● What is expected: Please reproduce every record exactly as written, leaving out the pictures.

● Source data:
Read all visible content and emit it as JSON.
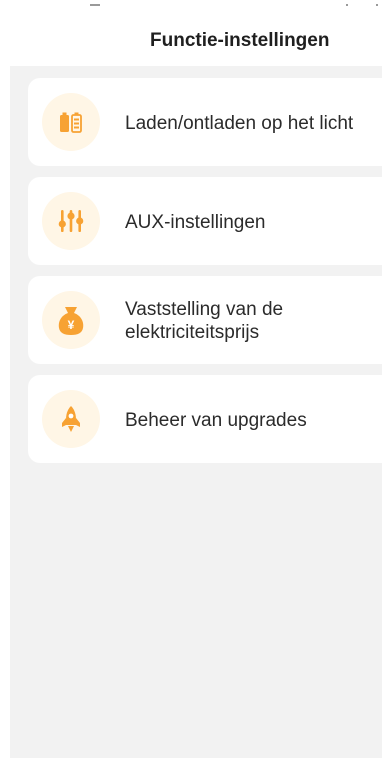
{
  "header": {
    "title": "Functie-instellingen"
  },
  "colors": {
    "accent": "#f7a233",
    "icon_bg": "#fff6e6",
    "page_bg": "#f2f2f2",
    "card_bg": "#ffffff"
  },
  "menu": {
    "items": [
      {
        "label": "Laden/ontladen op het licht",
        "icon": "battery-charge-icon"
      },
      {
        "label": "AUX-instellingen",
        "icon": "sliders-icon"
      },
      {
        "label": "Vaststelling van de\nelektriciteitsprijs",
        "icon": "money-bag-icon"
      },
      {
        "label": "Beheer van upgrades",
        "icon": "rocket-icon"
      }
    ]
  }
}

● Exercise result:
Read all visible content and emit it as JSON.
{
  "header": {
    "title": "Functie-instellingen"
  },
  "colors": {
    "accent": "#f7a233",
    "icon_bg": "#fff6e6",
    "page_bg": "#f2f2f2",
    "card_bg": "#ffffff"
  },
  "menu": {
    "items": [
      {
        "label": "Laden/ontladen op het licht",
        "icon": "battery-charge-icon"
      },
      {
        "label": "AUX-instellingen",
        "icon": "sliders-icon"
      },
      {
        "label": "Vaststelling van de\nelektriciteitsprijs",
        "icon": "money-bag-icon"
      },
      {
        "label": "Beheer van upgrades",
        "icon": "rocket-icon"
      }
    ]
  }
}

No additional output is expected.